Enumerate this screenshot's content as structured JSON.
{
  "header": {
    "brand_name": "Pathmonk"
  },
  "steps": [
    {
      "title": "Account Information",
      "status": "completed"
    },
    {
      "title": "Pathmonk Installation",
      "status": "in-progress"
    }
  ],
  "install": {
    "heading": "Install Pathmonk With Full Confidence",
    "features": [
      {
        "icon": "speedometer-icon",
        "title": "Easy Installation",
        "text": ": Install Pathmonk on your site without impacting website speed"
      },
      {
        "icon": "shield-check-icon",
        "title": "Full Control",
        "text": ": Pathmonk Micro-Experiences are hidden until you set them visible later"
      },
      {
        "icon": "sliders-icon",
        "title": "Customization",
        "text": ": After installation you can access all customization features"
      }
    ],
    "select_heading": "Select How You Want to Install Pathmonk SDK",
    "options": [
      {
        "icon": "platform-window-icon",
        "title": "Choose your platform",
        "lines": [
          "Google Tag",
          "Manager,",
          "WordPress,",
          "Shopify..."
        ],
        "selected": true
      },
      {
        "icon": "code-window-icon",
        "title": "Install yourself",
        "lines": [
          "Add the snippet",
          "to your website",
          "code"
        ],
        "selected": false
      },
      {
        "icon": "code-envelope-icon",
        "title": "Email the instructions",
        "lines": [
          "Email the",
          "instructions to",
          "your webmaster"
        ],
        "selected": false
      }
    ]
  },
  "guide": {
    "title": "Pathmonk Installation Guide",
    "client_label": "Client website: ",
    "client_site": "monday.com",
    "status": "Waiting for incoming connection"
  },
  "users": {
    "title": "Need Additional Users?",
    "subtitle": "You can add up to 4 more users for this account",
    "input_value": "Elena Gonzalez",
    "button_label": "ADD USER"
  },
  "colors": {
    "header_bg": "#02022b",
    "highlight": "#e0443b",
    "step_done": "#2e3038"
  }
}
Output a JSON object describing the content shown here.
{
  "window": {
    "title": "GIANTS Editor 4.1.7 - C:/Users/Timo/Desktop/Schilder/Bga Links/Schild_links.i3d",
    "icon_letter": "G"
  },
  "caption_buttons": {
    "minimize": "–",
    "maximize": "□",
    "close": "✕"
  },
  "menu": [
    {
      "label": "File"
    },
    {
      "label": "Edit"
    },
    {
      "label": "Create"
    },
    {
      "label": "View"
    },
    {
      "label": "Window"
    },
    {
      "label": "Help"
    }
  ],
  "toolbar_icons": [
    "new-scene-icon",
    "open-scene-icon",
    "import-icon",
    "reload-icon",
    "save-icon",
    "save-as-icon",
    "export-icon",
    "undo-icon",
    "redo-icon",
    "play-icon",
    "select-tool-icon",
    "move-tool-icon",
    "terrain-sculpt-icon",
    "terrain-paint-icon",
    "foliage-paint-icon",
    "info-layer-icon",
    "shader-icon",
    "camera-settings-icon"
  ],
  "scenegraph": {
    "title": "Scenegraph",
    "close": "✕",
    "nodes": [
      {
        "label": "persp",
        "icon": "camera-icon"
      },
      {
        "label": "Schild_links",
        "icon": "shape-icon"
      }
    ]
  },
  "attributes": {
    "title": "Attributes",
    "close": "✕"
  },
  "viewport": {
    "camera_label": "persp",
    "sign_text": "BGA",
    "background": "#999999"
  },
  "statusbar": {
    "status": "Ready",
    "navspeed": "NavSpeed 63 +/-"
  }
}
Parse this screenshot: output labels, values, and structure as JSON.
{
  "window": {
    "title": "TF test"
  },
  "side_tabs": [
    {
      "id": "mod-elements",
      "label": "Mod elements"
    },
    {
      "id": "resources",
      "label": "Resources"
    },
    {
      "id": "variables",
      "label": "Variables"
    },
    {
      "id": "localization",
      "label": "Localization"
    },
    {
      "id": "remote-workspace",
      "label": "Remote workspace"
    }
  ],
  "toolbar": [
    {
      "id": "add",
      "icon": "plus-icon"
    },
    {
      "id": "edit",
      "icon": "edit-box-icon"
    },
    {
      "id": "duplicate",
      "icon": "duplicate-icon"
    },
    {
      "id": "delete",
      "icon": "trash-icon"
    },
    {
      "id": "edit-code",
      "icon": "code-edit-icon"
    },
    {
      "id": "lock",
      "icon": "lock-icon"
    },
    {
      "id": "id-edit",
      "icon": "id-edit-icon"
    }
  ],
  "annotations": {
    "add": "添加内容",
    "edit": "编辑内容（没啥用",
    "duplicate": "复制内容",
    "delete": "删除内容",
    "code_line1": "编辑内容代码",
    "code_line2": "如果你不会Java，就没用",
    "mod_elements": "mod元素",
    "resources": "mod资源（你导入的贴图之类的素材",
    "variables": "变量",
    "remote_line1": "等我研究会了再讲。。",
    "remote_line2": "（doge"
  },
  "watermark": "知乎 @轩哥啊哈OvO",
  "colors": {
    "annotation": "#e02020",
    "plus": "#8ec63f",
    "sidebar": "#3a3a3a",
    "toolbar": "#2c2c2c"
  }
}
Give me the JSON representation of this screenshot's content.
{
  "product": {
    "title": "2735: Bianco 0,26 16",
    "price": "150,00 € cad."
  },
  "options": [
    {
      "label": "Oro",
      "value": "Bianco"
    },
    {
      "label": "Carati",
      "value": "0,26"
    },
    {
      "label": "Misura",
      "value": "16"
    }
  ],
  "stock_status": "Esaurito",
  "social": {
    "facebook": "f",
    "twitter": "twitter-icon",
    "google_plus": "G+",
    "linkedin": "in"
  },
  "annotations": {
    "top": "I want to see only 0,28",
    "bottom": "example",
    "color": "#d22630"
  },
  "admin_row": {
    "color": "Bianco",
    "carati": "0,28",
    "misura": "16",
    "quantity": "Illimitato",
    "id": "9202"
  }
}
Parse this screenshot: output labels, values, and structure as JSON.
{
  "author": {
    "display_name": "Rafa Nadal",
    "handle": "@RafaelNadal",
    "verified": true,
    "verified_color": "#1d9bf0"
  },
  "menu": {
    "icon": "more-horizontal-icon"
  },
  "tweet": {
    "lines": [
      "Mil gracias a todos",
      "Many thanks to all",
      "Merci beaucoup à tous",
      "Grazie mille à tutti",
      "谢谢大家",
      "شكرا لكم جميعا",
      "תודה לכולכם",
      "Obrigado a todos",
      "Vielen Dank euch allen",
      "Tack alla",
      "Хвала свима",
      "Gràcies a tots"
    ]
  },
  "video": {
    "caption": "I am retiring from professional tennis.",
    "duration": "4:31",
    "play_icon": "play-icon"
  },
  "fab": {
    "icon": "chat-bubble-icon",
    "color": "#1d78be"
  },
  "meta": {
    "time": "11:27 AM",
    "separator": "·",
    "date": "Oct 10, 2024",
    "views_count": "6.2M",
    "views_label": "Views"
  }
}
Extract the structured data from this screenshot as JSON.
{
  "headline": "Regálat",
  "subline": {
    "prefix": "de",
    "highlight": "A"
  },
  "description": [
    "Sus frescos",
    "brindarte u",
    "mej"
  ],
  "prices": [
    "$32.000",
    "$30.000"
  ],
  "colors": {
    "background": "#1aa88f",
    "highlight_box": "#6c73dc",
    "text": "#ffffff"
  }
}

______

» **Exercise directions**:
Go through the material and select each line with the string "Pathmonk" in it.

» **Exercise response**:
    "brand_name": "Pathmonk"
      "title": "Pathmonk Installation",
    "heading": "Install Pathmonk With Full Confidence",
        "text": ": Install Pathmonk on your site without impacting website speed"
        "text": ": Pathmonk Micro-Experiences are hidden until you set them visible later"
    "select_heading": "Select How You Want to Install Pathmonk SDK",
    "title": "Pathmonk Installation Guide",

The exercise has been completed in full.